- Automobile manufacturers have encountered welding mistakes that led to recalls. In some cases, faulty welds in vehicle frames or critical components compromised safety. These recalls not only incur substantial financial costs but also damage the reputation of car manufacturers. It underscores the importance of precision welding techniques in the automotive sector.
Industrial Consequences of Welding Mistakes
Beyond structural failures, welding mistakes can have significant industrial repercussions:
- In manufacturing, welding mistakes can halt production lines. For example, a flaw in welding a conveyor belt’s components can disrupt an entire assembly line, leading to delays and financial losses.
- Welding errors often result in material wastage. Incorrectly welded parts may need to be scrapped, leading to increased production costs and environmental impact.
- Welding mistakes can pose risks to the safety of welders and other workers. Toxic fumes, fires, and explosions are potential consequences of welding errors, emphasizing the importance of adherence to safety protocols.
Lessons Learned from Past Mistakes
Despite the negative outcomes of welding mistakes, valuable lessons have been learned:
Improved Welding Standards
- Major welding-related incidents have prompted revisions and enhancements to welding standards and regulations, ensuring higher safety and quality standards in various industries.
Emphasis on Training and Certification
- Companies now place a stronger emphasis on welder training and certification to ensure that skilled professionals perform welding tasks.

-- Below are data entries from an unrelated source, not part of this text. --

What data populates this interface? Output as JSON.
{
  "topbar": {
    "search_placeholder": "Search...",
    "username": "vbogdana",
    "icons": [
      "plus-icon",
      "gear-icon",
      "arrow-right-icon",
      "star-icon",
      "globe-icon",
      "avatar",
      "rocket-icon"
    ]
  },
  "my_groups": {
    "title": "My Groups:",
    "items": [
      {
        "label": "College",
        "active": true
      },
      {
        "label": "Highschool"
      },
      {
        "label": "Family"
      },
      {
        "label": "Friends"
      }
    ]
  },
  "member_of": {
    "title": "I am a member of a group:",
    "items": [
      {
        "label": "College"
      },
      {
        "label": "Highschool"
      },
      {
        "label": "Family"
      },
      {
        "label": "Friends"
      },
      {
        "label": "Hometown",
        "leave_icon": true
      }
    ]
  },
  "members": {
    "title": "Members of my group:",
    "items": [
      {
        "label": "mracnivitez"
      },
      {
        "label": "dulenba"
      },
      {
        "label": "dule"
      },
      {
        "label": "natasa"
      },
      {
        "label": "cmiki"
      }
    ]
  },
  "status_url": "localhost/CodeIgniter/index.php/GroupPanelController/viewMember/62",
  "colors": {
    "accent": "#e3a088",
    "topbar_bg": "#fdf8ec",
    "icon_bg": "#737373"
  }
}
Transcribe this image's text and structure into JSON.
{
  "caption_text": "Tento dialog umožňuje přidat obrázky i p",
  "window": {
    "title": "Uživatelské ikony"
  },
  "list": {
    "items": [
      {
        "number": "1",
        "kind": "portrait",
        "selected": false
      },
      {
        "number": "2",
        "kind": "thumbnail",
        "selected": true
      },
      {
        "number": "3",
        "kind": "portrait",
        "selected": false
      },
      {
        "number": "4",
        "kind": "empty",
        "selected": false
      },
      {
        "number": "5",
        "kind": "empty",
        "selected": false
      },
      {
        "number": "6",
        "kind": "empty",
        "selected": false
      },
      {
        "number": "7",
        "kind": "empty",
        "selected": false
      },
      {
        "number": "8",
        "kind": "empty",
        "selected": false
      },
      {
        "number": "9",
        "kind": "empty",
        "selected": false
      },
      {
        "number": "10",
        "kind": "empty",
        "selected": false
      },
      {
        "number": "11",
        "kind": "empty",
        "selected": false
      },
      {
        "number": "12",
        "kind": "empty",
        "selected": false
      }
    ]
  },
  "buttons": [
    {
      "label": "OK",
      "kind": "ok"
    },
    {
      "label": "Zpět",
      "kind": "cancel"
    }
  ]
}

- Rigorous quality control measures, including non-destructive testing (NDT), have become more prevalent to detect and rectify welding defects before they lead to failures.